"You might get two or three wickets in the IPL that might do a fair bit, but the rest of them are pretty good wickets.
"The (similar) training conditions are probably something you get out of the IPL.
"The practice wickets are probably more similar to what you're going to face in the Test matches over here, with a bit of wear and tear and the variable bounce.
"But having those (IPL experienced) guys in our squad is only going to help, having played in front of those crowds.
"And with three of the four venues having their first Test and we've played IPL games here, I think that's probably going to help us as well."
"That (crowds) is probably the closest similarity (to Test match environment), I suppose.
"The crowds are very vocal, they're screaming the whole time and they're very passionate about their cricket.
"It's a great place to play and it's going to be amazing for the guys that haven't experienced an Indian crowd before to play in front of that because it's one of the best things that I've ever had the privilege of doing.

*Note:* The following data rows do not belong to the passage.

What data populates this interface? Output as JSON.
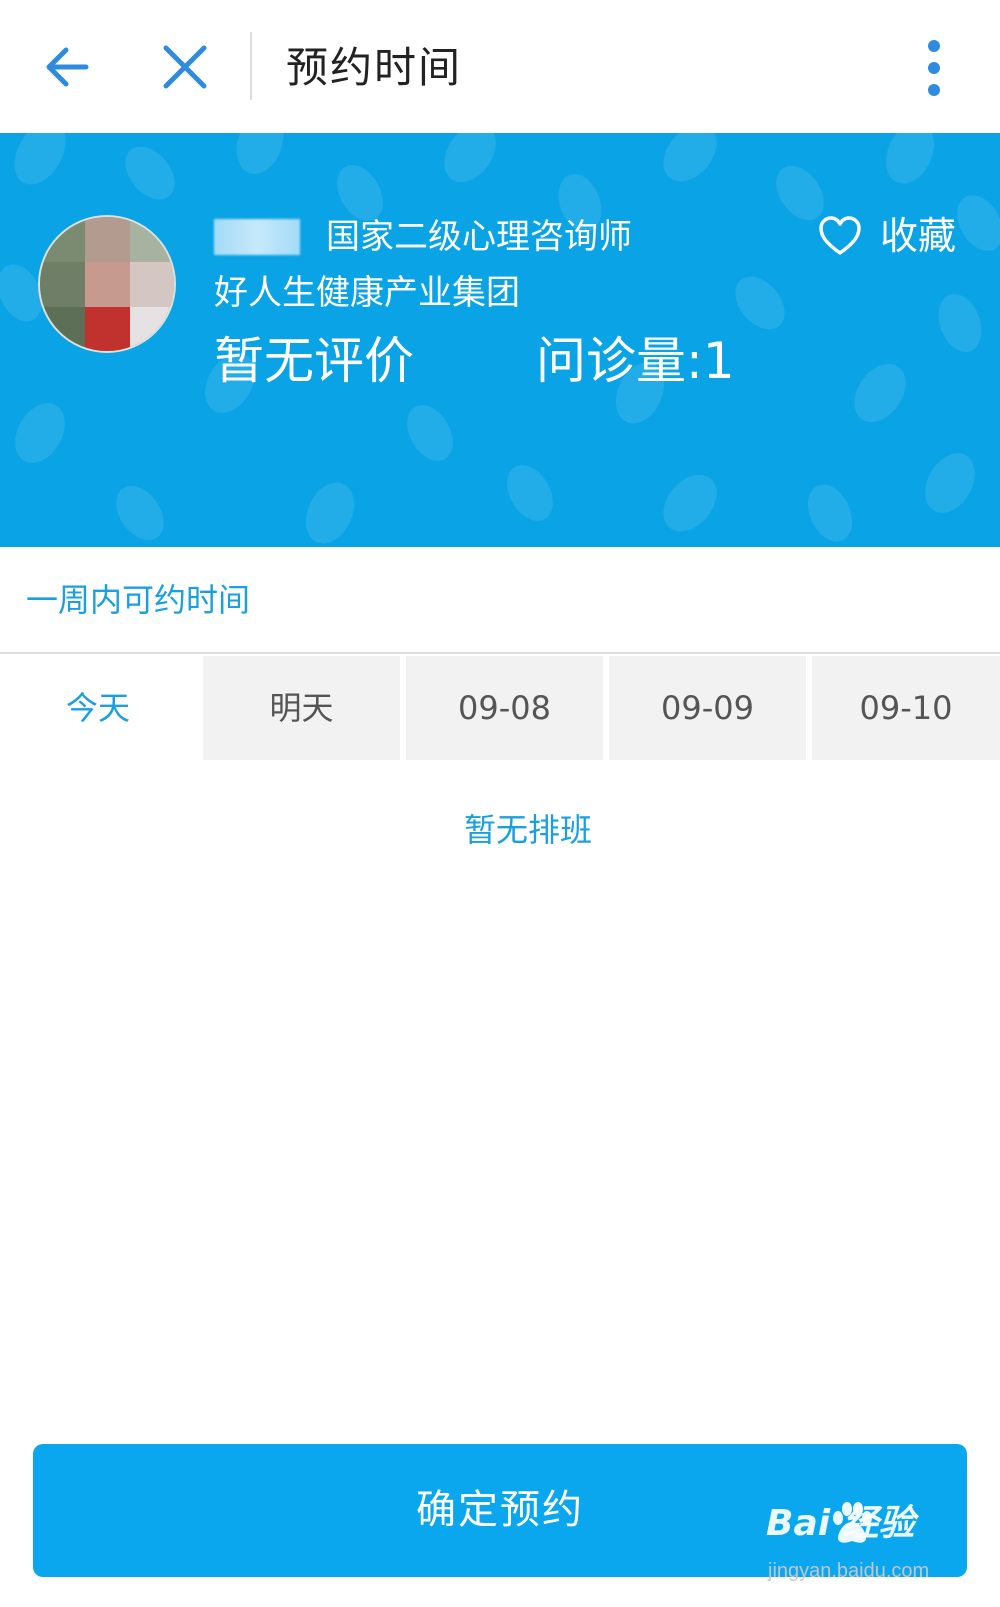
{
  "navbar": {
    "title": "预约时间",
    "back_icon": "back-arrow-icon",
    "close_icon": "close-icon",
    "more_icon": "more-vertical-icon"
  },
  "doctor": {
    "title": "国家二级心理咨询师",
    "organization": "好人生健康产业集团",
    "rating_text": "暂无评价",
    "consult_text": "问诊量:1",
    "favorite_label": "收藏",
    "favorite_icon": "heart-outline-icon"
  },
  "schedule": {
    "header": "一周内可约时间",
    "days": [
      {
        "label": "今天",
        "active": true
      },
      {
        "label": "明天",
        "active": false
      },
      {
        "label": "09-08",
        "active": false
      },
      {
        "label": "09-09",
        "active": false
      },
      {
        "label": "09-10",
        "active": false
      }
    ],
    "empty_text": "暂无排班"
  },
  "confirm": {
    "label": "确定预约"
  },
  "watermark": {
    "logo": "Bai  经验",
    "url": "jingyan.baidu.com"
  },
  "colors": {
    "accent": "#0aa3e6",
    "accent_text": "#1a9fe0",
    "nav_icon": "#2f8be0",
    "tab_bg": "#f2f2f2"
  }
}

"Playing in front of an Indian crowd and feeling their energy out of the stands, that's something I really enjoy doing every time I come over here."
India (for first two Tests): Virat Kohli (c), Murali Vijay, KL Rahul, Cheteshwar Pujara, Ajinkya Rahane, Wriddhiman Saha (wk), Ravichandaran Ashwin, Ravindra Jadeja, Ishant Sharma, Bhuvneshwar Kumar, Umesh Yadav, Karun Nair, Jayant Yadav, Kuldeep Yadav, Abhinav Mukund, Hardik Pandya.
Australia: Steve Smith (c), David Warner (vc), Ashton Agar, Jackson Bird, Peter Handscomb, Josh Hazlewood, Usman Khawaja, Nathan Lyon, Mitchell Marsh, Shaun Marsh, Glenn Maxwell, Stephen O'Keefe, Matthew Renshaw, Mitchell Starc, Mitchell Swepson, Matthew Wade
Australia's schedule in India
Feb 17-19, Tour match v India A, Mumbai
Feb 23-27, First Test, Pune
Mar 4-8, Second Test, Bengaluru
Mar 16-20, Third Test, Ranchi
Mar 25-29, Fourth Test, Dharamsala